This is a good article. One note, adding tabindex to a simulated element is not sufficient by itself to make it accessible, because browsers handle key events automatically for native active elements but do not for simulated active elements, regardless if tabindex is used to make it focusable. The following article section describes these differences in detail, which was written in collaboration with others in the W3C:
Regarding additional resources:
All of the WhatSock accessible widgets provided are designed to be scalable components that can be individually customized and dropped into any web technology, and are equally supported in jQuery, MooTools, and Dojo so they will tie directly into the rendering processes for any of these.
The following ARIA roadmap was written to assist university students in engineering programs plus existing engineers in learning ARIA more accurately, which is available as a PDF within the above GitHub project downloads plus at the following article address:
( https://github.com/accdc/bootstrap-jquery )

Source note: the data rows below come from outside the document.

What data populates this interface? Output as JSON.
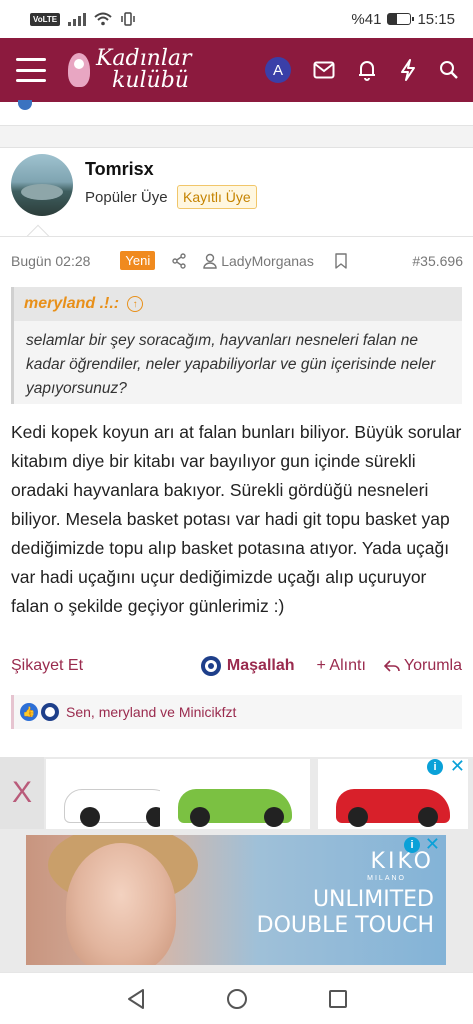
{
  "status_bar": {
    "network": "VoLTE",
    "battery": "%41",
    "battery_level": 0.41,
    "time": "15:15"
  },
  "header": {
    "logo_line1": "Kadınlar",
    "logo_line2": "kulübü",
    "account_initial": "A"
  },
  "post": {
    "username": "Tomrisx",
    "user_title": "Popüler Üye",
    "user_badge": "Kayıtlı Üye",
    "date": "Bugün 02:28",
    "new_badge": "Yeni",
    "mentioned_user": "LadyMorganas",
    "post_number": "#35.696",
    "quote": {
      "author": "meryland .!.:",
      "text": "selamlar bir şey soracağım, hayvanları nesneleri falan ne kadar öğrendiler, neler yapabiliyorlar ve gün içerisinde neler yapıyorsunuz?"
    },
    "body": "Kedi kopek koyun arı at falan bunları biliyor. Büyük sorular kitabım diye bir kitabı var bayılıyor gun içinde sürekli oradaki hayvanlara bakıyor. Sürekli gördüğü nesneleri biliyor. Mesela basket potası var hadi git topu basket yap dediğimizde topu alıp basket potasına atıyor. Yada uçağı var hadi uçağını uçur dediğimizde uçağı alıp uçuruyor falan o şekilde geçiyor günlerimiz :)",
    "actions": {
      "report": "Şikayet Et",
      "mashallah": "Maşallah",
      "quote": "+ Alıntı",
      "reply": "Yorumla"
    },
    "reactions_text": "Sen, meryland ve Minicikfzt"
  },
  "ads": {
    "close_label": "X",
    "banner_brand": "KIKO",
    "banner_brand_sub": "MILANO",
    "banner_line1": "UNLIMITED",
    "banner_line2": "DOUBLE TOUCH",
    "info_symbol": "i",
    "dismiss_symbol": "✕",
    "product_colors": [
      "#ffffff",
      "#7bc142",
      "#d8202a"
    ]
  },
  "colors": {
    "brand": "#8c1a3e",
    "accent_orange": "#f08a1e",
    "link": "#9a2b4e"
  }
}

Also, Visual ARIA allows engineers, testers, educators, and students to physically observe ARIA usage within web technologies, including ARIA 1.1 structural, live region, and widget roles, proper nesting and focus management, plus requisite and optional supporting attributes to aid in development, available at: